Pretending to this day

It has been 30 years since my second novel, Starry Nights, was published. Forget the number of editions and covers the novel has seen over the past three decades—what interests me is its relevance today. Much has changed in India since the day Starry Nights outraged readers by its strong language, a liberal use of Hinglish profanities and its naked portrayal of Bollywood lives. But one thing remains the same—our hypocrisy.
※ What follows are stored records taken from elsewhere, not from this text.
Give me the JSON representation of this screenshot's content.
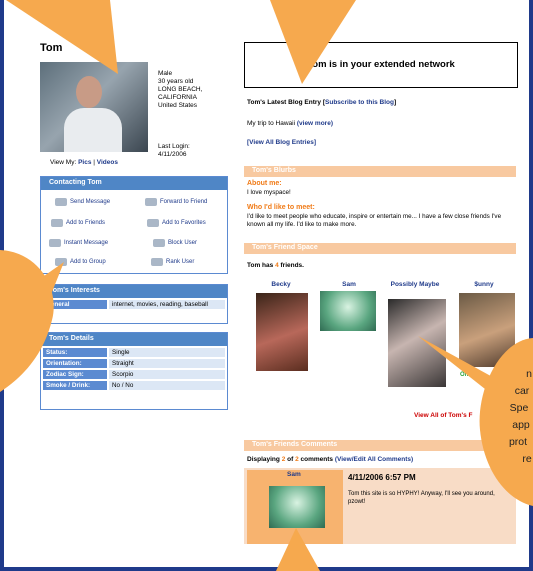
{
  "profile": {
    "name": "Tom",
    "info": [
      "Male",
      "30 years old",
      "LONG BEACH,",
      "CALIFORNIA",
      "United States"
    ],
    "last_login_label": "Last Login:",
    "last_login_date": "4/11/2006",
    "view_my": "View My:",
    "pics": "Pics",
    "sep": "|",
    "videos": "Videos"
  },
  "contacting": {
    "title": "Contacting Tom",
    "send_message": "Send Message",
    "forward": "Forward to Friend",
    "add_friends": "Add to Friends",
    "add_favorites": "Add to Favorites",
    "instant_message": "Instant Message",
    "block_user": "Block User",
    "add_group": "Add to Group",
    "rank_user": "Rank User"
  },
  "interests": {
    "title": "Tom's Interests",
    "label": "General",
    "value": "internet, movies, reading, baseball"
  },
  "details": {
    "title": "Tom's Details",
    "rows": [
      {
        "k": "Status:",
        "v": "Single"
      },
      {
        "k": "Orientation:",
        "v": "Straight"
      },
      {
        "k": "Zodiac Sign:",
        "v": "Scorpio"
      },
      {
        "k": "Smoke / Drink:",
        "v": "No / No"
      }
    ]
  },
  "network_banner": "Tom is in your extended network",
  "blog": {
    "title": "Tom's Latest Blog Entry",
    "bracket_open": "[",
    "subscribe": "Subscribe to this Blog",
    "bracket_close": "]",
    "entry": "My trip to Hawaii",
    "view_more": "(view more)",
    "view_all": "[View All Blog Entries]"
  },
  "blurbs": {
    "title": "Tom's Blurbs",
    "about_h": "About me:",
    "about_t": "I love myspace!",
    "who_h": "Who I'd like to meet:",
    "who_t": "I'd like to meet people who educate, inspire or entertain me... I have a few close friends I've known all my life. I'd like to make more."
  },
  "friend_space": {
    "title": "Tom's Friend Space",
    "count_prefix": "Tom has",
    "count": "4",
    "count_suffix": "friends.",
    "friends": [
      "Becky",
      "Sam",
      "Possibly Maybe",
      "$unny"
    ],
    "online": "Online",
    "view_all": "View All of Tom's F"
  },
  "comments": {
    "title": "Tom's Friends Comments",
    "displaying": "Displaying",
    "shown": "2",
    "of": "of",
    "total": "2",
    "comments_word": "comments",
    "view_edit": "(View/Edit All Comments)",
    "author": "Sam",
    "date": "4/11/2006 6:57 PM",
    "text": "Tom this site is so HYPHY! Anyway, I'll see you around, pzowt!"
  },
  "callout": {
    "lines": [
      "n",
      "car",
      "Spe",
      "app",
      "prot",
      "re"
    ]
  },
  "colors": {
    "brand_blue": "#1f3a8a",
    "header_blue": "#4f86c6",
    "accent_orange": "#f07a16",
    "callout": "#f6a94e"
  }
}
We continue to express our disapproval, whenever rules are broken. Thirty years ago, women were expected to write a certain kind of book—if they wanted their work to see the light of day. An exotic version of Jane Austen in a sari, was hoped for by publishers, too, unsure of how any other style or story would work in the ultra-conservative market. They were bang on! Starry Nights was an unapologetic bodice-ripper, with cuss words and crude sex. I was writing about a rambunctious film industry, replete with rollicking affairs and clandestine rolls in the hay.
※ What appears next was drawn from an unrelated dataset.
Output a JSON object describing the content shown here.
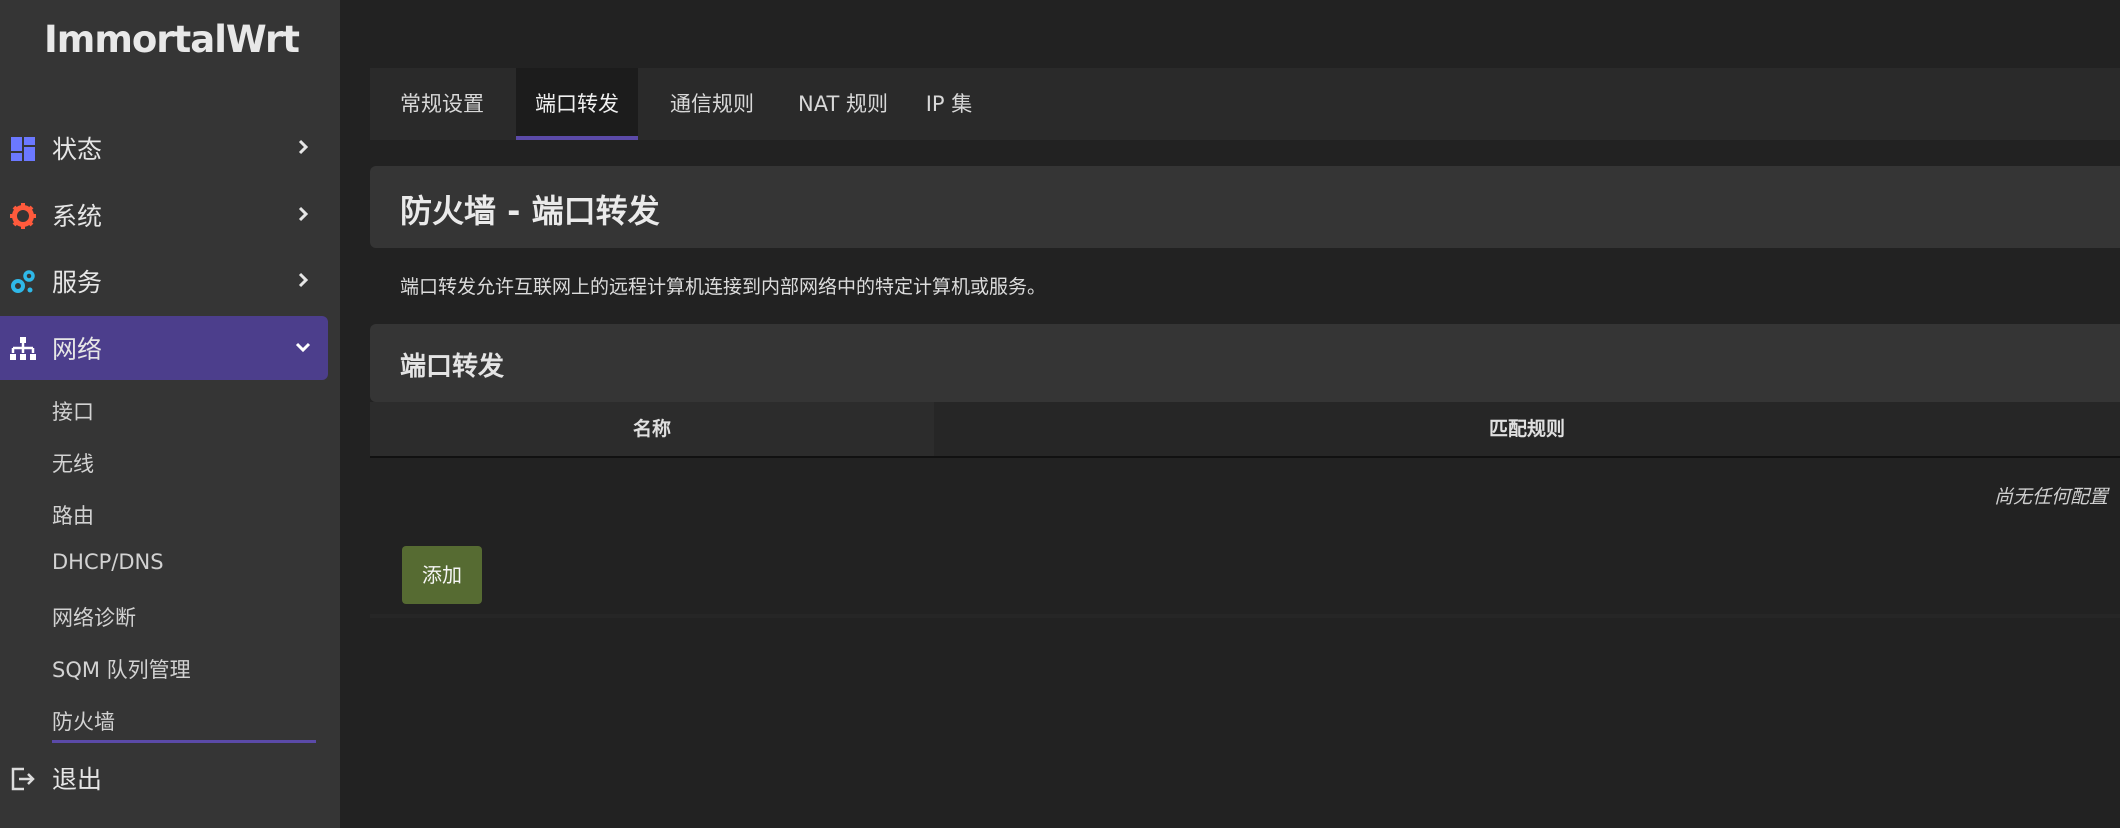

Illustration: Bhaskaran Illustration: Bhaskaran

Our wonderful movie stars—sexually adventurous then, as they are today—needed to be depicted and celebrated the way they were and still are! Come on… we are talking movie stars. Not well-disciplined, chaste, obedient boy scouts and girl guides! Their antics were wild and awe-inspiring. That is what made them different and impossibly alluring. So yes, Starry Nights refused to take the sanitised route.

There was Aasha Rani, the luscious, predatory protagonist out to make it—and make a hero or two, while she was at it. Shocking? Hardly so… except that back in those days, without social media, movie stars could hang on to their secrets and flings, their sexcapades and romps in foreign locales, without the outside world getting even a whiff of it.

What has changed dramatically is all thanks to that beast called SM (Sado-masochistic Social Media). Nothing remains hidden, down to the last lip-filler and hair transplant. Actors themselves have become masters of media manipulation—mystique be damned. They go all out cranking up the publicity machine and upping their game by the micro-second. From risqué airport looks clad in what resembles inner-wear to glimpses of butt-cracks and cleavages as they slide in and out of luxury limos, our stars are ready to flash and flaunt at the drop of a g-string. Nothing is off-limits, nothing stays under wraps. Affairs, break ups, hook ups, divorce, proposals and propositions—bring it on!

Every celebrity is a commodity today. All movie stars want to monetise their ‘brand’. Not a moment in their hectic lives is considered too personal or sacred, not to be out there for the world to feast on. That is how the biskoot crumbles across the world. If you are in showbiz—you show!

Today’s stars are perfectly happy to play ball, provided someone pays for the ride. Thirty years ago, media itself was a lot less aggressive. There were no TRP battles raging and PR agencies rarely went beyond issuing bland press releases before a big movie launch. The private lives of stars attracted intense curiosity—but the real fun was to unearth a few juicy scandals, as we at Stardust did, with such aplomb.

Today, it is the stars who stage scandalous photo-ops, provided they are assured of getting a fat fee for letting it all hang out. There are price tags on every aspect of their lives. Having a baby? Do a book! Wedding? Call the networks for an exclusive deal. Divorce? Issue a public statement. Death in the family? Inform the media. Mental health crisis? Start a podcast. There are goals and goals to be scored and sold; fitness tops the list. Gain weight, drop weight, shrink, expand—but make sure it is all on Insta, kilo by kilo.

I love the new brazenness of Bollywood—no filters, no edits. Even the stodgiest of desis are getting used to the new normal where star kids hit international headlines on drug abuse charges, and reality shows stop at nothing. In a country where kissing was considered a mild form of perversion, gigantic movie posters now feature graphic lip-locks—and nobody dies at traffic signals.

But, yes, Starry Nights still raises eyebrows—aren’t I lucky?